» INSTRUCTIONS TO FOLLOW: Pick out the lines below that contain the string "title" and copy them all.

» SOURCE DATA:
• • • • •

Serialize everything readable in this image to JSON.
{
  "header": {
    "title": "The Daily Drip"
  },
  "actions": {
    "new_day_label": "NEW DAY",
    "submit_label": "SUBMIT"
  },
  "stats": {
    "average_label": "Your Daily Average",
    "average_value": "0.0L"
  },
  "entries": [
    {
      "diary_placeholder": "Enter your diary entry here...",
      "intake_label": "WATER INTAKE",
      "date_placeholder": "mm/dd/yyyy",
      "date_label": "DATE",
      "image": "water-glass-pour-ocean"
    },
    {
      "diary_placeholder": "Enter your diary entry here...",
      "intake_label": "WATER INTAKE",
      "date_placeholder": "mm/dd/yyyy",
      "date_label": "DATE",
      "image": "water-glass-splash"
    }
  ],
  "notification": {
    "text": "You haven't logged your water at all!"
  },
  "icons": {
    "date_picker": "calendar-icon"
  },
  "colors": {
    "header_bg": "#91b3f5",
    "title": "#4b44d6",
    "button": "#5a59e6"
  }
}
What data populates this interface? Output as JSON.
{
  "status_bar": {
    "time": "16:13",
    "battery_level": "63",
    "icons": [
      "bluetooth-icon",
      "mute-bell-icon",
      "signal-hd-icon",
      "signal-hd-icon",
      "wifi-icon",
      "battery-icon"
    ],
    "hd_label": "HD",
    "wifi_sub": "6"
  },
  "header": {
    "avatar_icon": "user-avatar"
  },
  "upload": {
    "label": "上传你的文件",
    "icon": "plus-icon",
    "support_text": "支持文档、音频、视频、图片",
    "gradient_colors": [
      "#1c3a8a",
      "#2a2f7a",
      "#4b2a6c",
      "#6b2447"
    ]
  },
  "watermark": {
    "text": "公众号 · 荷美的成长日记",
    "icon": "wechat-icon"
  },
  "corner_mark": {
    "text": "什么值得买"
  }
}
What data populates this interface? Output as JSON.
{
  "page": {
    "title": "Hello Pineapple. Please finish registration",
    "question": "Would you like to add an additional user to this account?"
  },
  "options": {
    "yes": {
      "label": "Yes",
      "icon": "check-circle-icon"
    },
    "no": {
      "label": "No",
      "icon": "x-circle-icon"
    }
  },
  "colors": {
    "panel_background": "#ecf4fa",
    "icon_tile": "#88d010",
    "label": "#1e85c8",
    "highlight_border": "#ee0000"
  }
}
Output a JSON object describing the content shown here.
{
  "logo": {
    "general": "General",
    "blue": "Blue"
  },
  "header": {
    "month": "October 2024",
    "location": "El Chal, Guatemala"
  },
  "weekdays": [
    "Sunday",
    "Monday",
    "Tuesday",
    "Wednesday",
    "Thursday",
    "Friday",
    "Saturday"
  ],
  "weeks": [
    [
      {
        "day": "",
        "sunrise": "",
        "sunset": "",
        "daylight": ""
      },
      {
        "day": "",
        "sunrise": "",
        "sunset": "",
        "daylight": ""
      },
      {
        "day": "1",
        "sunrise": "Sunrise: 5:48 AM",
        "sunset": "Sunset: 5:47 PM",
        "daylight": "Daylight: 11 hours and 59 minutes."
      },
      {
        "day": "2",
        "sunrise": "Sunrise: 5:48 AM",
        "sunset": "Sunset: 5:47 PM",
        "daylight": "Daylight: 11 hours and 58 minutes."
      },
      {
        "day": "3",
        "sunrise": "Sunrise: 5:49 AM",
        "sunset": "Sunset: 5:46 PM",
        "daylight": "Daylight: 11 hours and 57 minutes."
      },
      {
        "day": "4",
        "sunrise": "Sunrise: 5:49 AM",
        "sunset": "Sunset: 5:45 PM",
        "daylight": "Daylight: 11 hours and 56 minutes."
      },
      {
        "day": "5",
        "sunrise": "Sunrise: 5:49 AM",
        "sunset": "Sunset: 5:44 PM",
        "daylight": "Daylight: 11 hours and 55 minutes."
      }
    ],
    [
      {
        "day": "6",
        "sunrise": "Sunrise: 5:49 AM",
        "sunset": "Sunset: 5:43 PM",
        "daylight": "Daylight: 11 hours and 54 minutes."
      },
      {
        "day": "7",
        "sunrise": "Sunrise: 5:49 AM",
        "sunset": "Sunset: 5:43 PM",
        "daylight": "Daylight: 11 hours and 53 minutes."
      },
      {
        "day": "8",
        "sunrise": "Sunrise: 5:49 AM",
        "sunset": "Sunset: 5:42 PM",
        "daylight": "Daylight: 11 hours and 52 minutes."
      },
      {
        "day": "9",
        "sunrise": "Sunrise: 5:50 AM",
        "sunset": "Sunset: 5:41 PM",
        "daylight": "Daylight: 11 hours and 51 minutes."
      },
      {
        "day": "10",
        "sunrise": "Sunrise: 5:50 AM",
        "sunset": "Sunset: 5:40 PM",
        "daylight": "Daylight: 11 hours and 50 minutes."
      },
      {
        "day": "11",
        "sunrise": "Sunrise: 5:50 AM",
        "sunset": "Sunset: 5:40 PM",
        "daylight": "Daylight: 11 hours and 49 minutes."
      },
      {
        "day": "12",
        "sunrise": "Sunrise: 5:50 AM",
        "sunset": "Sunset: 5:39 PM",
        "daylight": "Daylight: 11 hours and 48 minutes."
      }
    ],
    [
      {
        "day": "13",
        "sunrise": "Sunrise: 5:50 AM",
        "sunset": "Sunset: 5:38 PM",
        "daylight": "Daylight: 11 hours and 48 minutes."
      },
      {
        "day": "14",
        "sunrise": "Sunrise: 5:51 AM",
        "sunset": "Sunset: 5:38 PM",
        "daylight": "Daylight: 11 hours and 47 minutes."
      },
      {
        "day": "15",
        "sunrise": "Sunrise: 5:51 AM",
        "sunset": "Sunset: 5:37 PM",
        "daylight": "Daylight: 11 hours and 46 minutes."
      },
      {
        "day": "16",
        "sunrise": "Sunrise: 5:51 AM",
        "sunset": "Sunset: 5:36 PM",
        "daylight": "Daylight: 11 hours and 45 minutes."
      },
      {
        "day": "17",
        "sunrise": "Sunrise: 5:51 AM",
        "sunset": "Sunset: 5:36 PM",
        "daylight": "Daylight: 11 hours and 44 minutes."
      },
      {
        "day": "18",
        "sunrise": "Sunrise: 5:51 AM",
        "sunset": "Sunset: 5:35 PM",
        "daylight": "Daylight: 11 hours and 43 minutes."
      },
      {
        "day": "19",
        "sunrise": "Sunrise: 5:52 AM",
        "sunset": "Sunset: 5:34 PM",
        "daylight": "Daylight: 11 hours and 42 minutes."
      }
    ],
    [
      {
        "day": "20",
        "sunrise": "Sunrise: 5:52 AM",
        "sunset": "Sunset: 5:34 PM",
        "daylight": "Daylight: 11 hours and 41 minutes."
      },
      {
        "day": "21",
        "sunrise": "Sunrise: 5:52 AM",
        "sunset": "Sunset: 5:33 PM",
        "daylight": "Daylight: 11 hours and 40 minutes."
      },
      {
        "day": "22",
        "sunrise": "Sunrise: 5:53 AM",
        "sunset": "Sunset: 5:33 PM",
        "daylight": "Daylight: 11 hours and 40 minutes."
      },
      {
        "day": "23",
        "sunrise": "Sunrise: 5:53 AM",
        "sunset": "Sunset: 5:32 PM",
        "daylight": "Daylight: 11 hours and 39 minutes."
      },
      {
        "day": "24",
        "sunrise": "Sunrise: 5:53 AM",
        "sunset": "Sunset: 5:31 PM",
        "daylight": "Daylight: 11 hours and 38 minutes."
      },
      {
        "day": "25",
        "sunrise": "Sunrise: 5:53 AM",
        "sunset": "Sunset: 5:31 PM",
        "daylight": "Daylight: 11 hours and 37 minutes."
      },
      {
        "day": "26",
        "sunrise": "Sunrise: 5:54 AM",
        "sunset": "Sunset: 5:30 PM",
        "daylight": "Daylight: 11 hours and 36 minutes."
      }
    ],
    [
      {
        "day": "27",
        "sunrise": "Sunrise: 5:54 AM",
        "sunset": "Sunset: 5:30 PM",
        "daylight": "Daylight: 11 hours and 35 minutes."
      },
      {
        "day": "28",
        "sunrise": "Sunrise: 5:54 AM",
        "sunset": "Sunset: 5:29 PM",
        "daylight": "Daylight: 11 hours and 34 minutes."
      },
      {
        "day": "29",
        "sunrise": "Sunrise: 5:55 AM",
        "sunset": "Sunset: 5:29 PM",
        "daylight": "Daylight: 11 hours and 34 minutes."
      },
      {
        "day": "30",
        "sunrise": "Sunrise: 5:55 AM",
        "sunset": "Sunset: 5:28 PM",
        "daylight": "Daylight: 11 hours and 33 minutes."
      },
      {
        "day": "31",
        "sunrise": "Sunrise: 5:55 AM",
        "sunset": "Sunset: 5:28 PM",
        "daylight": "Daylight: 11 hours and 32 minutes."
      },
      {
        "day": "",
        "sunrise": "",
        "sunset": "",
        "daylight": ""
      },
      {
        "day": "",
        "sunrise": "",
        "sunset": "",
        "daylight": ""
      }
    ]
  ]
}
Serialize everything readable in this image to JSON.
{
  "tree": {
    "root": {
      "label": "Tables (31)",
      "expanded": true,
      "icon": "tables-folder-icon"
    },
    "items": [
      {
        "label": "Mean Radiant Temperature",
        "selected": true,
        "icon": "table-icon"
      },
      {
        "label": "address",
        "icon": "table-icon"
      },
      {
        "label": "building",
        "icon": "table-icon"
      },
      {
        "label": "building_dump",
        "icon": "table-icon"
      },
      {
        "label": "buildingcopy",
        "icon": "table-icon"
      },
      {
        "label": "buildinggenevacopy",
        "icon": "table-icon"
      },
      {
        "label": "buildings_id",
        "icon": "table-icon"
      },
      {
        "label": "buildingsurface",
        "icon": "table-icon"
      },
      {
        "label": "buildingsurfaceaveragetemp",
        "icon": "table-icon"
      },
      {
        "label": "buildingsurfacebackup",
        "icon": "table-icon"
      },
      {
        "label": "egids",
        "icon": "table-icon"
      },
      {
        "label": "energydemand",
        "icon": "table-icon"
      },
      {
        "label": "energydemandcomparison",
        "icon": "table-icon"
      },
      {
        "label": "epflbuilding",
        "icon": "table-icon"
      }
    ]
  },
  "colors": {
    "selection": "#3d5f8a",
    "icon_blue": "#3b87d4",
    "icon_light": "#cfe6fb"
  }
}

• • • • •

» FINISHED EXERCISE:
    "title": "The Daily Drip"
    "title": "#4b44d6",
    "title": "Hello Pineapple. Please finish registration",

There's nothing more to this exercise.